Album artwork for The Upcycled Self by Tariq Trotter, Black Thought

Today Tariq Trotter—better known as Black Thought—is the platinum-selling, Grammy-winning co-founder of The Roots, and one of the most exhilaratingly skillful and profound rappers the culture has ever produced. But his story begins with a tragedy: as a child, Trotter burned down his family’s home. The years that followed are the story of a life snatched from the flames, forged in fire.

In The Upcycled Self, Trotter doesn’t just narrate a riveting and moving portrait of the artist as a young man, but gives readers a courageous model of what it means to live an examined life. In vivid vignettes, he tells the dramatic stories of the four powerful relationships that shaped him—community, friends, art, and family—each a complex weave of love, discovery, trauma, and loss.

But beyond offering the compellingly poetic account of one artist’s creative and emotional origins, Trotter explores the vital questions we all have to confront about our formative years: How can we see the story of our young lives clearly? How do we use that story to understand who we’ve become? How do we forgive the people who loved and hurt us? How do we rediscover and honor our first dreams? And finally, what do we take forward, what do we pass on, what do we leave behind? This is the beautifully bluesy story of a boy genius’s coming of age that illuminates the redemptive power of the upcycle.

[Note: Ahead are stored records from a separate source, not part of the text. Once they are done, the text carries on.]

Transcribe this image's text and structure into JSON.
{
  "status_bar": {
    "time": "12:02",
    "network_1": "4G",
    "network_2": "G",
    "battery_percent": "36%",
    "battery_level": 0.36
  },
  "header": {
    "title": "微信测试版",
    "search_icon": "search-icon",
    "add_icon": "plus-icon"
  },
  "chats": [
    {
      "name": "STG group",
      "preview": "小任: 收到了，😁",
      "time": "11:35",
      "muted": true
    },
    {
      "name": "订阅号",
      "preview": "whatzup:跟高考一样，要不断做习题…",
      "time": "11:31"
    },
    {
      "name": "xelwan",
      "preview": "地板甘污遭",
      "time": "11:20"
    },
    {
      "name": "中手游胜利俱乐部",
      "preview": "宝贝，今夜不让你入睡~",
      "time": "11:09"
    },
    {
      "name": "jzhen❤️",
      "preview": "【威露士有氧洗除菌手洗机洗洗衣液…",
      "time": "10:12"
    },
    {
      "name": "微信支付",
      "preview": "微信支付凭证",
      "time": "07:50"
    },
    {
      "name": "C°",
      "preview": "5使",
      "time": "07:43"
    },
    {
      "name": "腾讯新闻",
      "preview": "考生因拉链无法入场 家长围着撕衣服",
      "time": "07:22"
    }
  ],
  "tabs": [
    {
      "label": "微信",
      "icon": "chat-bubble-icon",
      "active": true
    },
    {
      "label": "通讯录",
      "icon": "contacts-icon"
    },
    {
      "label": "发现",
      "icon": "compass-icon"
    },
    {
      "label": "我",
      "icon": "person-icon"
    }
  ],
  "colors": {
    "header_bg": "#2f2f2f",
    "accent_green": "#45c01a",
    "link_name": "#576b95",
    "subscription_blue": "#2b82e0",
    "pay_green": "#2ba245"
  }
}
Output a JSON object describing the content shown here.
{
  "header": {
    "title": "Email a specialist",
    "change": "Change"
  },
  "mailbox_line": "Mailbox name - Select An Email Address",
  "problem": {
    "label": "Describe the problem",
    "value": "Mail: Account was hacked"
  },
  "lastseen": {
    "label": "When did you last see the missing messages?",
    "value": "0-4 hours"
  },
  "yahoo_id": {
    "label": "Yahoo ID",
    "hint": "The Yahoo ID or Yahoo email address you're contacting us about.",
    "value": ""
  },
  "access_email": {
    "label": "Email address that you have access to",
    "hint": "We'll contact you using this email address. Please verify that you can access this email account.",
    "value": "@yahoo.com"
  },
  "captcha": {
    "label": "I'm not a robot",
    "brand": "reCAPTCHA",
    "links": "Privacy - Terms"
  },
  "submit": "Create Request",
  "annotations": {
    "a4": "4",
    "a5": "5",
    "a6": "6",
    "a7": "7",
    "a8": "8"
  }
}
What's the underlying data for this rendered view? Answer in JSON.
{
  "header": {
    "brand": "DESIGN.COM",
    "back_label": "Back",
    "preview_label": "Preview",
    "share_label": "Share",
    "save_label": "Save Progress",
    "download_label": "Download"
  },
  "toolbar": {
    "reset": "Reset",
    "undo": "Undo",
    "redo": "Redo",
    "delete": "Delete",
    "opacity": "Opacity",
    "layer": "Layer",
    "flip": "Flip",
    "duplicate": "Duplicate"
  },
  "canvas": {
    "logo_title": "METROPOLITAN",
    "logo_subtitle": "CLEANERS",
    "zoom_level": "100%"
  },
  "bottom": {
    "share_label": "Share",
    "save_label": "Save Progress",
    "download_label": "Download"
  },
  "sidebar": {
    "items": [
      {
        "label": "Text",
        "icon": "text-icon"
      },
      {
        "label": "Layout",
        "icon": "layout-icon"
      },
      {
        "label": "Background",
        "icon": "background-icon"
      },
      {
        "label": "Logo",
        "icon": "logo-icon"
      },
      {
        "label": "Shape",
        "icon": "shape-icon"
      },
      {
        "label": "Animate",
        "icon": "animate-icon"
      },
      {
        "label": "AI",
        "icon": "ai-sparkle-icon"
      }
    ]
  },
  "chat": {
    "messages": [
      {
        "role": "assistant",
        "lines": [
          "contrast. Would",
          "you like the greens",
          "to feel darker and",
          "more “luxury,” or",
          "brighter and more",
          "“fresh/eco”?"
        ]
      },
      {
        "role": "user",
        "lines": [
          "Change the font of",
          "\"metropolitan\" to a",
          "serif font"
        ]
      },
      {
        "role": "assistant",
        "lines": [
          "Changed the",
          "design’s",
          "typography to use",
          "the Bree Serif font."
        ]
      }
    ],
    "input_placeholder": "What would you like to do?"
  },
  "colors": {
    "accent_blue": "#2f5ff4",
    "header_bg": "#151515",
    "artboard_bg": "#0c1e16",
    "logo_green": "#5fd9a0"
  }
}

Tariq Trotter, Black Thought

The Upcycled Self

One World
Album artwork for The Upcycled Self by Tariq Trotter, Black Thought
Hardback

$26.99

Released 11/14/2023Catalog Number

9780593446928

Tariq Trotter, Black Thought

The Upcycled Self

One World
Album artwork for The Upcycled Self by Tariq Trotter, Black Thought
Hardback

$26.99

Released 11/14/2023Catalog Number

9780593446928

Today Tariq Trotter—better known as Black Thought—is the platinum-selling, Grammy-winning co-founder of The Roots, and one of the most exhilaratingly skillful and profound rappers the culture has ever produced. But his story begins with a tragedy: as a child, Trotter burned down his family’s home. The years that followed are the story of a life snatched from the flames, forged in fire.

In The Upcycled Self, Trotter doesn’t just narrate a riveting and moving portrait of the artist as a young man, but gives readers a courageous model of what it means to live an examined life. In vivid vignettes, he tells the dramatic stories of the four powerful relationships that shaped him—community, friends, art, and family—each a complex weave of love, discovery, trauma, and loss.

But beyond offering the compellingly poetic account of one artist’s creative and emotional origins, Trotter explores the vital questions we all have to confront about our formative years: How can we see the story of our young lives clearly? How do we use that story to understand who we’ve become? How do we forgive the people who loved and hurt us? How do we rediscover and honor our first dreams? And finally, what do we take forward, what do we pass on, what do we leave behind? This is the beautifully bluesy story of a boy genius’s coming of age that illuminates the redemptive power of the upcycle.